→ **Your task**
Output all entries exactly; images excluded.

→ **Information shown**
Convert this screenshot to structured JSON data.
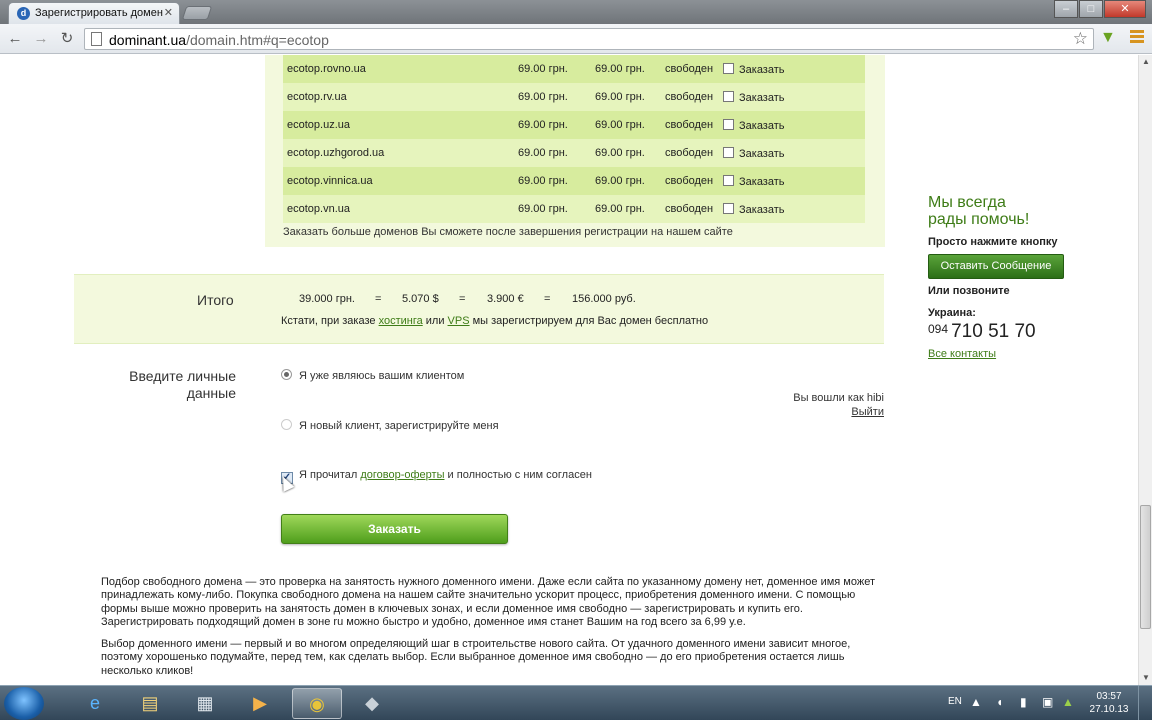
{
  "browser": {
    "tab_title": "Зарегистрировать домен",
    "url_host": "dominant.ua",
    "url_rest": "/domain.htm#q=ecotop"
  },
  "domains": [
    {
      "name": "ecotop.rovno.ua",
      "price1": "69.00 грн.",
      "price2": "69.00 грн.",
      "status": "свободен",
      "order": "Заказать"
    },
    {
      "name": "ecotop.rv.ua",
      "price1": "69.00 грн.",
      "price2": "69.00 грн.",
      "status": "свободен",
      "order": "Заказать"
    },
    {
      "name": "ecotop.uz.ua",
      "price1": "69.00 грн.",
      "price2": "69.00 грн.",
      "status": "свободен",
      "order": "Заказать"
    },
    {
      "name": "ecotop.uzhgorod.ua",
      "price1": "69.00 грн.",
      "price2": "69.00 грн.",
      "status": "свободен",
      "order": "Заказать"
    },
    {
      "name": "ecotop.vinnica.ua",
      "price1": "69.00 грн.",
      "price2": "69.00 грн.",
      "status": "свободен",
      "order": "Заказать"
    },
    {
      "name": "ecotop.vn.ua",
      "price1": "69.00 грн.",
      "price2": "69.00 грн.",
      "status": "свободен",
      "order": "Заказать"
    }
  ],
  "more_note": "Заказать больше доменов Вы сможете после завершения регистрации на нашем сайте",
  "total": {
    "label": "Итого",
    "uah": "39.000 грн.",
    "eq1": "=",
    "usd": "5.070 $",
    "eq2": "=",
    "eur": "3.900 €",
    "eq3": "=",
    "rub": "156.000 руб.",
    "note_pre": "Кстати, при заказе ",
    "note_link1": "хостинга",
    "note_mid": " или ",
    "note_link2": "VPS",
    "note_post": " мы зарегистрируем для Вас домен бесплатно"
  },
  "personal": {
    "label_line1": "Введите личные",
    "label_line2": "данные",
    "existing_client": "Я уже являюсь вашим клиентом",
    "new_client": "Я новый клиент, зарегистрируйте меня",
    "logged_in_as": "Вы вошли как hibi",
    "logout": "Выйти",
    "agree_pre": "Я прочитал ",
    "agree_link": "договор-оферты",
    "agree_post": " и полностью с ним согласен",
    "agree_mark": "✓",
    "order_button": "Заказать"
  },
  "article": {
    "p1": "Подбор свободного домена — это проверка на занятость нужного доменного имени. Даже если сайта по указанному домену нет, доменное имя может принадлежать кому-либо. Покупка свободного домена на нашем сайте значительно ускорит процесс, приобретения доменного имени. С помощью формы выше можно проверить на занятость домен в ключевых зонах, и если доменное имя свободно — зарегистрировать и купить его. Зарегистрировать подходящий домен в зоне ru можно быстро и удобно, доменное имя станет Вашим на год всего за 6,99 у.е.",
    "p2": "Выбор доменного имени — первый и во многом определяющий шаг в строительстве нового сайта. От удачного доменного имени зависит многое, поэтому хорошенько подумайте, перед тем, как сделать выбор. Если выбранное доменное имя свободно — до его приобретения остается лишь несколько кликов!"
  },
  "sidebar": {
    "title_line1": "Мы всегда",
    "title_line2": "рады помочь!",
    "press_button": "Просто нажмите кнопку",
    "send_message": "Оставить Сообщение",
    "or_call": "Или позвоните",
    "country": "Украина:",
    "phone_code": "094",
    "phone_number": "710 51 70",
    "all_contacts": "Все контакты"
  },
  "taskbar": {
    "lang": "EN",
    "time": "03:57",
    "date": "27.10.13"
  }
}
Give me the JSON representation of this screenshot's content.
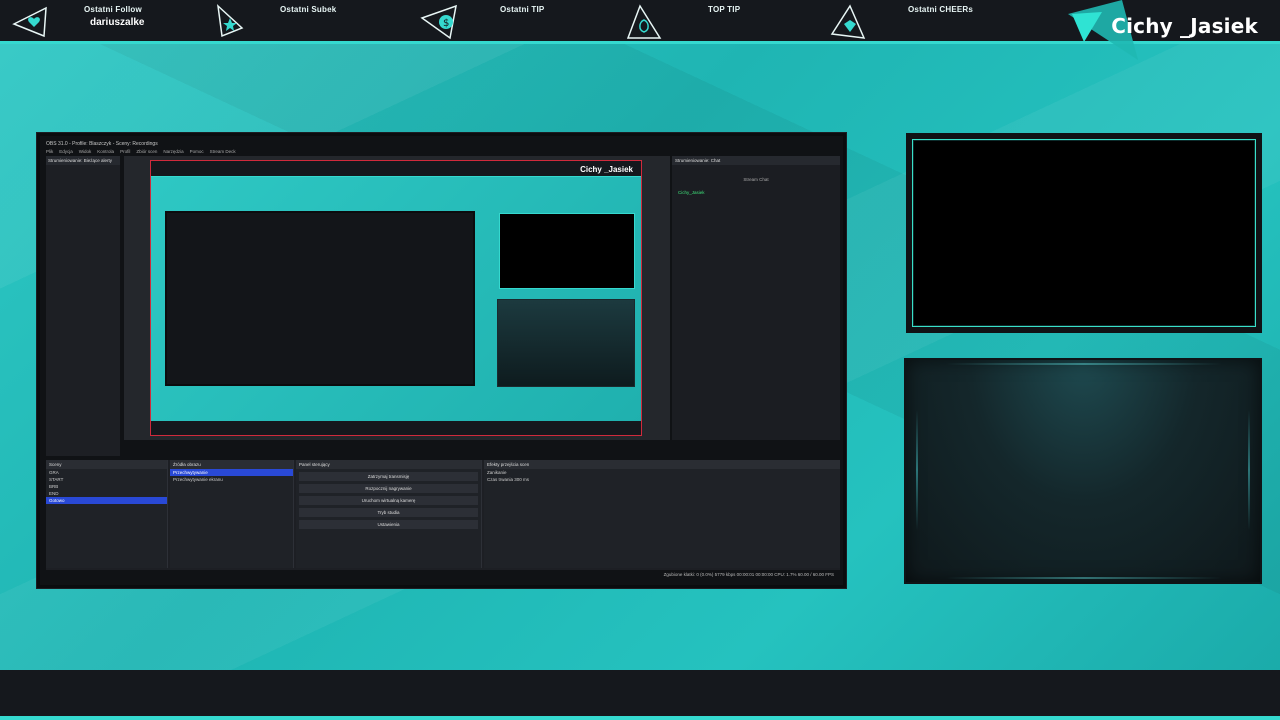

→ **Response**
Convert this screenshot to structured JSON data.
{
  "browser": {
    "tab_title": "Зарегистрировать домен",
    "url_host": "dominant.ua",
    "url_rest": "/domain.htm#q=ecotop"
  },
  "domains": [
    {
      "name": "ecotop.rovno.ua",
      "price1": "69.00 грн.",
      "price2": "69.00 грн.",
      "status": "свободен",
      "order": "Заказать"
    },
    {
      "name": "ecotop.rv.ua",
      "price1": "69.00 грн.",
      "price2": "69.00 грн.",
      "status": "свободен",
      "order": "Заказать"
    },
    {
      "name": "ecotop.uz.ua",
      "price1": "69.00 грн.",
      "price2": "69.00 грн.",
      "status": "свободен",
      "order": "Заказать"
    },
    {
      "name": "ecotop.uzhgorod.ua",
      "price1": "69.00 грн.",
      "price2": "69.00 грн.",
      "status": "свободен",
      "order": "Заказать"
    },
    {
      "name": "ecotop.vinnica.ua",
      "price1": "69.00 грн.",
      "price2": "69.00 грн.",
      "status": "свободен",
      "order": "Заказать"
    },
    {
      "name": "ecotop.vn.ua",
      "price1": "69.00 грн.",
      "price2": "69.00 грн.",
      "status": "свободен",
      "order": "Заказать"
    }
  ],
  "more_note": "Заказать больше доменов Вы сможете после завершения регистрации на нашем сайте",
  "total": {
    "label": "Итого",
    "uah": "39.000 грн.",
    "eq1": "=",
    "usd": "5.070 $",
    "eq2": "=",
    "eur": "3.900 €",
    "eq3": "=",
    "rub": "156.000 руб.",
    "note_pre": "Кстати, при заказе ",
    "note_link1": "хостинга",
    "note_mid": " или ",
    "note_link2": "VPS",
    "note_post": " мы зарегистрируем для Вас домен бесплатно"
  },
  "personal": {
    "label_line1": "Введите личные",
    "label_line2": "данные",
    "existing_client": "Я уже являюсь вашим клиентом",
    "new_client": "Я новый клиент, зарегистрируйте меня",
    "logged_in_as": "Вы вошли как hibi",
    "logout": "Выйти",
    "agree_pre": "Я прочитал ",
    "agree_link": "договор-оферты",
    "agree_post": " и полностью с ним согласен",
    "agree_mark": "✓",
    "order_button": "Заказать"
  },
  "article": {
    "p1": "Подбор свободного домена — это проверка на занятость нужного доменного имени. Даже если сайта по указанному домену нет, доменное имя может принадлежать кому-либо. Покупка свободного домена на нашем сайте значительно ускорит процесс, приобретения доменного имени. С помощью формы выше можно проверить на занятость домен в ключевых зонах, и если доменное имя свободно — зарегистрировать и купить его. Зарегистрировать подходящий домен в зоне ru можно быстро и удобно, доменное имя станет Вашим на год всего за 6,99 у.е.",
    "p2": "Выбор доменного имени — первый и во многом определяющий шаг в строительстве нового сайта. От удачного доменного имени зависит многое, поэтому хорошенько подумайте, перед тем, как сделать выбор. Если выбранное доменное имя свободно — до его приобретения остается лишь несколько кликов!"
  },
  "sidebar": {
    "title_line1": "Мы всегда",
    "title_line2": "рады помочь!",
    "press_button": "Просто нажмите кнопку",
    "send_message": "Оставить Сообщение",
    "or_call": "Или позвоните",
    "country": "Украина:",
    "phone_code": "094",
    "phone_number": "710 51 70",
    "all_contacts": "Все контакты"
  },
  "taskbar": {
    "lang": "EN",
    "time": "03:57",
    "date": "27.10.13"
  }
}
Give me the JSON representation of this screenshot's content.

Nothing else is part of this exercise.